The big difference between staking ETH and other cryptos is that you have to commit your coins for a longer period of time. Since the new proof-of-stake system isn't yet operational, staking ETH is a one-way street. When you stake Ethereum, you're tying your coins up until the upgrade is complete, which could be 2023 or beyond.
When you stake other cryptos, you might have to commit your coins for a month, sometimes more. But with Ethereum staking, you might not be able to access your assets for over a year. Some cryptocurrency exchanges may let you sell your staked ETH tokens, but it's best to assume you're committing them for the long haul.
Once the upgrade is complete, each staked ETH token will be worth one normal ETH token. The big downside is that a year is a long time in crypto. Ethereum could lose market dominance in the time it takes to complete its upgrade. It may experience technical or security issues along the way. There's a chance its price could fall considerably.

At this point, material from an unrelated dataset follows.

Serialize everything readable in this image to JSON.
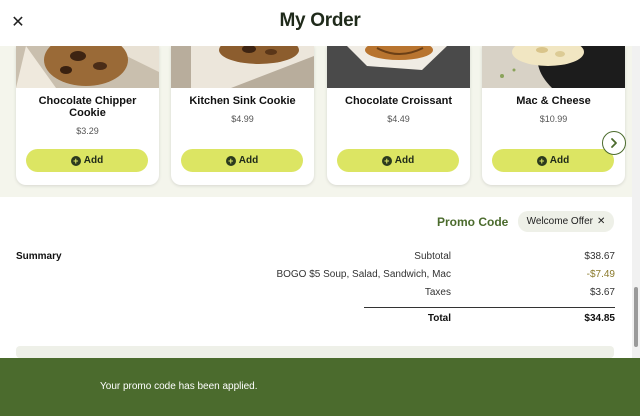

The benefit is that you can earn around 5% or more on your staked coins. Plus, you're helping the transition to a new, faster, more sustainable Ethereum blockchain. If you were planning to hold ETH and wait out any price drops, you may be comfortable with committing your coins. Personally, I have about 70% of my ETH holdings staked.
Staking Ethereum may offer long-term investors a good way to earn rewards. However, like anything in the crypto world, there are risks, which include price volatility and technical issues. It's important to weigh your financial situation, investment goals, and risk tolerance before tying up any crypto assets for an indefinite amount of time.
About the Author
We're firm believers in the Golden Rule, which is why editorial opinions are ours alone and have not been previously reviewed, approved, or endorsed by included advertisers. The Ascent does not cover all offers on the market. Editorial content from The Ascent is separate from The Motley Fool editorial content and is created by a different analyst team.
Emma Newbery owns Bitcoin and Ethereum.